▶ Problem to solve:
Search the records for the word "System". Copy every line where it appears.

[Interface dataset entries]
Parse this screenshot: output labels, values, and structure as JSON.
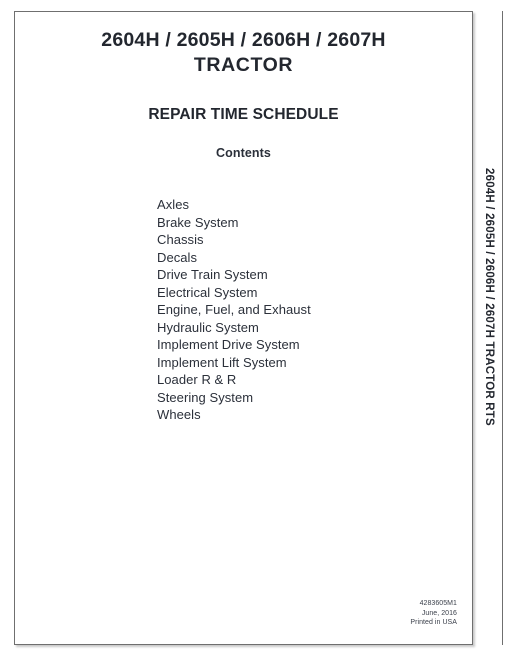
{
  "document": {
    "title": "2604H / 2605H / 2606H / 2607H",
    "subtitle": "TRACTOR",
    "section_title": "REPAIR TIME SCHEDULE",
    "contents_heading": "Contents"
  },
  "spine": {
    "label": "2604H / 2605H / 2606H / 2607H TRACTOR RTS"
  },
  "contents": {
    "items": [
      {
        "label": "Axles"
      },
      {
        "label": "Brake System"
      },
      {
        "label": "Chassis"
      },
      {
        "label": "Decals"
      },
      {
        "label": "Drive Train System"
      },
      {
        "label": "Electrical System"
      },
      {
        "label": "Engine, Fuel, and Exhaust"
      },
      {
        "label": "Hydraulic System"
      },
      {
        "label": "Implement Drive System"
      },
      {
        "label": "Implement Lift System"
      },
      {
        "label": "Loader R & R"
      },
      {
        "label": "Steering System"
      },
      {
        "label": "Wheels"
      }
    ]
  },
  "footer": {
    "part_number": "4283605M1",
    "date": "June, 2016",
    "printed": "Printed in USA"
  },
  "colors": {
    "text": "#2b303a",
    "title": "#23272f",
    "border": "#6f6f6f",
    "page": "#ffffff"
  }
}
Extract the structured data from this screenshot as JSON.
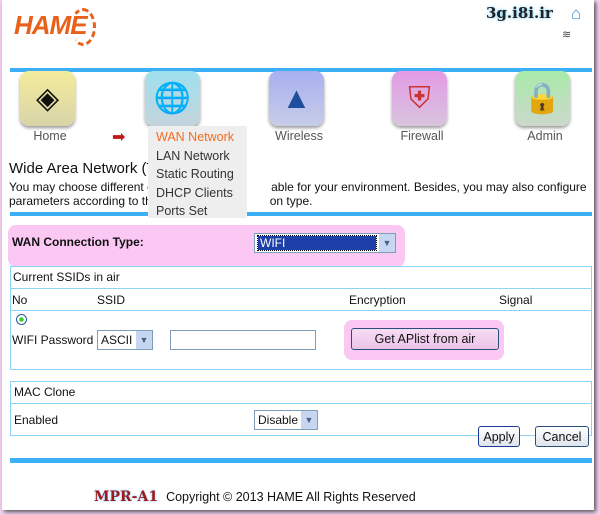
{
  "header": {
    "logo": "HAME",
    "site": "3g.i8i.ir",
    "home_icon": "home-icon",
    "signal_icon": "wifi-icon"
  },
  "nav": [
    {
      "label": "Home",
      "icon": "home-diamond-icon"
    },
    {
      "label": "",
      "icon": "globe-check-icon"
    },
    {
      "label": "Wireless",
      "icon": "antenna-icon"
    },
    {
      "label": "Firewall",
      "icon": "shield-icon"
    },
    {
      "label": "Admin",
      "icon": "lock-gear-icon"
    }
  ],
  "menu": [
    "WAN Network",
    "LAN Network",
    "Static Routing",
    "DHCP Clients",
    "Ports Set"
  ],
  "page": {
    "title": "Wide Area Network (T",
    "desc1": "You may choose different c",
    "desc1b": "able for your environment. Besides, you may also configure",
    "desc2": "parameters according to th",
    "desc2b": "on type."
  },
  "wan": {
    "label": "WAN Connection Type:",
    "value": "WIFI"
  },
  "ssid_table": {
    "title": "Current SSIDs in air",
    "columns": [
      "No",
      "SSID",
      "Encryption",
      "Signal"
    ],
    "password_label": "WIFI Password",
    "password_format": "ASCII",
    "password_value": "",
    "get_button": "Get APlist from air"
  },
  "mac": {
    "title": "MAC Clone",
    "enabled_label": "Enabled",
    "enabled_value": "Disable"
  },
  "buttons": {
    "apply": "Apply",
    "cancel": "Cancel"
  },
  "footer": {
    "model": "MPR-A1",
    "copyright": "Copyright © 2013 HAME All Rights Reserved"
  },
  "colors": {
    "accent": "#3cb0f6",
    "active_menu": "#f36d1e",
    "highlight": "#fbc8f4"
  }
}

▶ Your solution:
        "label": "Brake System"
        "label": "Drive Train System"
        "label": "Electrical System"
        "label": "Hydraulic System"
        "label": "Implement Drive System"
        "label": "Implement Lift System"
        "label": "Steering System"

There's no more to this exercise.